Maybe during these difficult and stressful times, traditional foods are appropriate. They are connected to the past, to memories of others, to distant lands and stories that have been passed down from generation to generation. Much like the story that we will retell at the Seder.

Tzimmis

3 lbs. short ribs

20 pitted prunes

3 carrots

4 sweet potatoes

2 tart apples

1/2 cup honey

1 large onion

salt and pepper to taste

3/4/ cup orange juice

Cut carrots and sweet potatoes in large chunks and place in large mixing bowl.  Add diced onions and apples along with remaining ingredients and mix well.

Bake covered at 350 degrees for two hours. Liquid should evaporate but dish should be moist.

Enjoy,

Irene

Cholent

Travelling to New York City in February may not be ideal but there is this internal “tug” that draws us to visit “the children” no matter where they are.  Of course, my children are no longer children, but adults.  Yet, they still have birthdays and that is as good a reason as any to visit.  Two of my children now live in NYC, the city of my birth.  My youngest is in Israel and though I have not yet visited him, I spend many hours contemplating that trip.  So, what do you do when you go see your children in the dead of winter and know that your visit will span Shabbat?  You plan to make cholent.  I am a traditionalist when it comes to cholent.  In other words my oven has never seen a veggie cholent, chicken cholent, tofu cholent or any of the other variations that are currently in vogue.  As a daughter of Polish Jewish immigrants I remember the stories that my mother told me of what Shabbat was like in Mogielnica, a small town outside of Warsaw.  Her aunt owned the local bakery and apparently each household would bring their cholent to the bakery before Shabbat and place their pots in the commercial oven from which they were retrieved the next day for lunch.  I have often wondered how people recognized which cholent pot belonged to their family.  So, I am off to NYC and in my “carry on” luggage there will be 5 Lbs. of frozen short ribs for the cholent, from Doheny Kosher,  3 packages of Jeff’s Sausages and two frozen layers of carrot cake, ready to assemble for my son’s birthday. Here is the basic recipe for my mother’s cholent.

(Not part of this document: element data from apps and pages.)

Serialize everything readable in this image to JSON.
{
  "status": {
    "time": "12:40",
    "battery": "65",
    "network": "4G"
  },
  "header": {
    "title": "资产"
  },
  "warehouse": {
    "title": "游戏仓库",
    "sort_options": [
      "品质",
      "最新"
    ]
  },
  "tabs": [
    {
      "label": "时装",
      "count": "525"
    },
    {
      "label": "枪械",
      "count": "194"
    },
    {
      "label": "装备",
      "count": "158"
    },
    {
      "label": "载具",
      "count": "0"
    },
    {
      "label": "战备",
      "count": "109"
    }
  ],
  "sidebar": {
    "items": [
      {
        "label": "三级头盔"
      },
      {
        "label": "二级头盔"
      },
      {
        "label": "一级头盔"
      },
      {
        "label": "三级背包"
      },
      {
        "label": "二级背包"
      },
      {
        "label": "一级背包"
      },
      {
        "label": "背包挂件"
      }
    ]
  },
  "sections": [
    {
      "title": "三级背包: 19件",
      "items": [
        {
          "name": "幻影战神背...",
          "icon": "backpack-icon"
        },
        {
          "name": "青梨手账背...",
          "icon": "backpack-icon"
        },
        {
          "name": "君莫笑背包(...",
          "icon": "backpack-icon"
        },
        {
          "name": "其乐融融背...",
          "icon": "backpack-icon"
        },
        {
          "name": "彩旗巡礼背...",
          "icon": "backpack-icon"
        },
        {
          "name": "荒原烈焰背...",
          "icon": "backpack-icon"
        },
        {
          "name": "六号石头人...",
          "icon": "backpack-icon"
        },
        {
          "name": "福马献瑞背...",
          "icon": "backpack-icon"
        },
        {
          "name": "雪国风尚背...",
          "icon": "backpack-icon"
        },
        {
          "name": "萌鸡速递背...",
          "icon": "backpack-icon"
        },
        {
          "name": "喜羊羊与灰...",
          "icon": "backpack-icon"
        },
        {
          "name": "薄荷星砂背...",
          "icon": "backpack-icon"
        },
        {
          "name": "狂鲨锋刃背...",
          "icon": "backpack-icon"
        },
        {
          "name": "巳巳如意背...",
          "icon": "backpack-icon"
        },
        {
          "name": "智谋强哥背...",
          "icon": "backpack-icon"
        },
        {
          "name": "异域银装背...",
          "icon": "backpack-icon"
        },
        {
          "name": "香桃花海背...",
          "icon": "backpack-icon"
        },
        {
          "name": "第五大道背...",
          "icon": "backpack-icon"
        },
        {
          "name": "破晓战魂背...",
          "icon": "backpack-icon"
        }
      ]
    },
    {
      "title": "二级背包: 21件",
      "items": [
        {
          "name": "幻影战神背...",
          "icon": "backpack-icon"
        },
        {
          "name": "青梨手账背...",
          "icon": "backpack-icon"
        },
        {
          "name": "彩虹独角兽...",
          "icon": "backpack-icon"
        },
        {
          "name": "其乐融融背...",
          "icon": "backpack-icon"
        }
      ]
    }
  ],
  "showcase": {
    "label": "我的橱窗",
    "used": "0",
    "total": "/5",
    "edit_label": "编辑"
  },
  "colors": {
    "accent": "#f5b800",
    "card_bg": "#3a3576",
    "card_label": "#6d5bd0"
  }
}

Manya’s Cholent
Pre-heat oven to 250 degrees
I large onion, left whole
1 1/2 cups small white beans
1/2 cup pearl barley
4-5 large russet potatoes, peeled and cut in eighths
4 or 5 strips of short ribs, cut up
salt and pepper to taste

Place onion, beans, barley and potatoes in the bottom of a heavy pot.  Add short ribs and enough water JUST to cover.  Season with salt and pepper. Bring cholent to a boil, cover with lid and then place in a 250 degree oven overnight.  I normally cook this for 12-14 hours.  DO NOT STIR.

Enjoy,
Irene